-- Opening Marker --

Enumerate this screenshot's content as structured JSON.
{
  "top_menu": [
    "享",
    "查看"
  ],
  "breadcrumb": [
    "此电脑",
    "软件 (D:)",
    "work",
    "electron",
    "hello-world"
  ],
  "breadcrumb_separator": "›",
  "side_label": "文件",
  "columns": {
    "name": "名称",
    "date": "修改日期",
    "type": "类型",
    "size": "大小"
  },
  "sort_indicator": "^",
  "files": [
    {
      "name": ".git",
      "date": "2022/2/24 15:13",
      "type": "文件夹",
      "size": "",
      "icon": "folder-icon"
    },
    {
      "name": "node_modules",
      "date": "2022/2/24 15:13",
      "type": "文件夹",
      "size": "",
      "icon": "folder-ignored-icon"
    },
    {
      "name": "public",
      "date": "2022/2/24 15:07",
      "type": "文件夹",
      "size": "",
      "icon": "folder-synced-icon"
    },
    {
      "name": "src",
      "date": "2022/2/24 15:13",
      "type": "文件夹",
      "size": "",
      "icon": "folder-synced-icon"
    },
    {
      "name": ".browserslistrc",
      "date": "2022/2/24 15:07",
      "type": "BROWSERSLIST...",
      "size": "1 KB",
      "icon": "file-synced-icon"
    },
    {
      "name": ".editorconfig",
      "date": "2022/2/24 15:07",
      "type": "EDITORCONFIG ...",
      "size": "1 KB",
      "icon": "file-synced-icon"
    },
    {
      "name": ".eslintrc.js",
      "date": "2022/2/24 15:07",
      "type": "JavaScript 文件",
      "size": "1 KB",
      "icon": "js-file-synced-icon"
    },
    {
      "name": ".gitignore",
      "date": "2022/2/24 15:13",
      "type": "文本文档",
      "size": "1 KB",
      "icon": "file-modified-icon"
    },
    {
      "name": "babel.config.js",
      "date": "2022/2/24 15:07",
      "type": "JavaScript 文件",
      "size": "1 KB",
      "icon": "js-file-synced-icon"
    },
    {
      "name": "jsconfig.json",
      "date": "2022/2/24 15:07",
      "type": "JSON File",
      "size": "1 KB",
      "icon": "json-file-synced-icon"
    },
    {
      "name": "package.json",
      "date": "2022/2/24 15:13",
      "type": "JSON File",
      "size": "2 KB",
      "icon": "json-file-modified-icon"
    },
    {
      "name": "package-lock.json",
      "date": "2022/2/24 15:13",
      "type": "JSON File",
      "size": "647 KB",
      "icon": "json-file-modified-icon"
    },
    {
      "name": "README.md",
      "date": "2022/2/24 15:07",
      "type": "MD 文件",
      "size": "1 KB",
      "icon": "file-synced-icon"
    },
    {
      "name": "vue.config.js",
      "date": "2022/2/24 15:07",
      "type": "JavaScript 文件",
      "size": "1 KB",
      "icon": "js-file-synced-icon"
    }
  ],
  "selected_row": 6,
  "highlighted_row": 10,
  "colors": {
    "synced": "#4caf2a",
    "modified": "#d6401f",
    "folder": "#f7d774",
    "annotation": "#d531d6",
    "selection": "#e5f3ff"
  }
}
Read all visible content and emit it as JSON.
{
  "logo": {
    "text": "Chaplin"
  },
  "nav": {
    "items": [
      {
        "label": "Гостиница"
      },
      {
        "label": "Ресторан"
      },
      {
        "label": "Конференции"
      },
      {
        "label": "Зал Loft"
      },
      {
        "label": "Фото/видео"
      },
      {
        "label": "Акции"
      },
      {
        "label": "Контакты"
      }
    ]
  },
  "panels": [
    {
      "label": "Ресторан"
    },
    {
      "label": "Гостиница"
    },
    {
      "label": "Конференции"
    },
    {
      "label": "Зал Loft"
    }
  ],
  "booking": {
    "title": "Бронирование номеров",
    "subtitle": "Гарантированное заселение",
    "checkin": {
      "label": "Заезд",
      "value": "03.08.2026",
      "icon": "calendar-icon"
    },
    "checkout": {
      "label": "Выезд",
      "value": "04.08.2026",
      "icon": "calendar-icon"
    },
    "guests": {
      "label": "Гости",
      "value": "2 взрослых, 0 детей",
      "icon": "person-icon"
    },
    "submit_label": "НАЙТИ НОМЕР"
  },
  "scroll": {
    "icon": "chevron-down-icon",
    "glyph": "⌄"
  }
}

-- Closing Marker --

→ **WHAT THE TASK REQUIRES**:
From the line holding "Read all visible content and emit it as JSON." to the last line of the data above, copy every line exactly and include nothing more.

→ **RESPONSE AREA**:
Read all visible content and emit it as JSON.
{
  "logo": {
    "text": "Chaplin"
  },
  "nav": {
    "items": [
      {
        "label": "Гостиница"
      },
      {
        "label": "Ресторан"
      },
      {
        "label": "Конференции"
      },
      {
        "label": "Зал Loft"
      },
      {
        "label": "Фото/видео"
      },
      {
        "label": "Акции"
      },
      {
        "label": "Контакты"
      }
    ]
  },
  "panels": [
    {
      "label": "Ресторан"
    },
    {
      "label": "Гостиница"
    },
    {
      "label": "Конференции"
    },
    {
      "label": "Зал Loft"
    }
  ],
  "booking": {
    "title": "Бронирование номеров",
    "subtitle": "Гарантированное заселение",
    "checkin": {
      "label": "Заезд",
      "value": "03.08.2026",
      "icon": "calendar-icon"
    },
    "checkout": {
      "label": "Выезд",
      "value": "04.08.2026",
      "icon": "calendar-icon"
    },
    "guests": {
      "label": "Гости",
      "value": "2 взрослых, 0 детей",
      "icon": "person-icon"
    },
    "submit_label": "НАЙТИ НОМЕР"
  },
  "scroll": {
    "icon": "chevron-down-icon",
    "glyph": "⌄"
  }
}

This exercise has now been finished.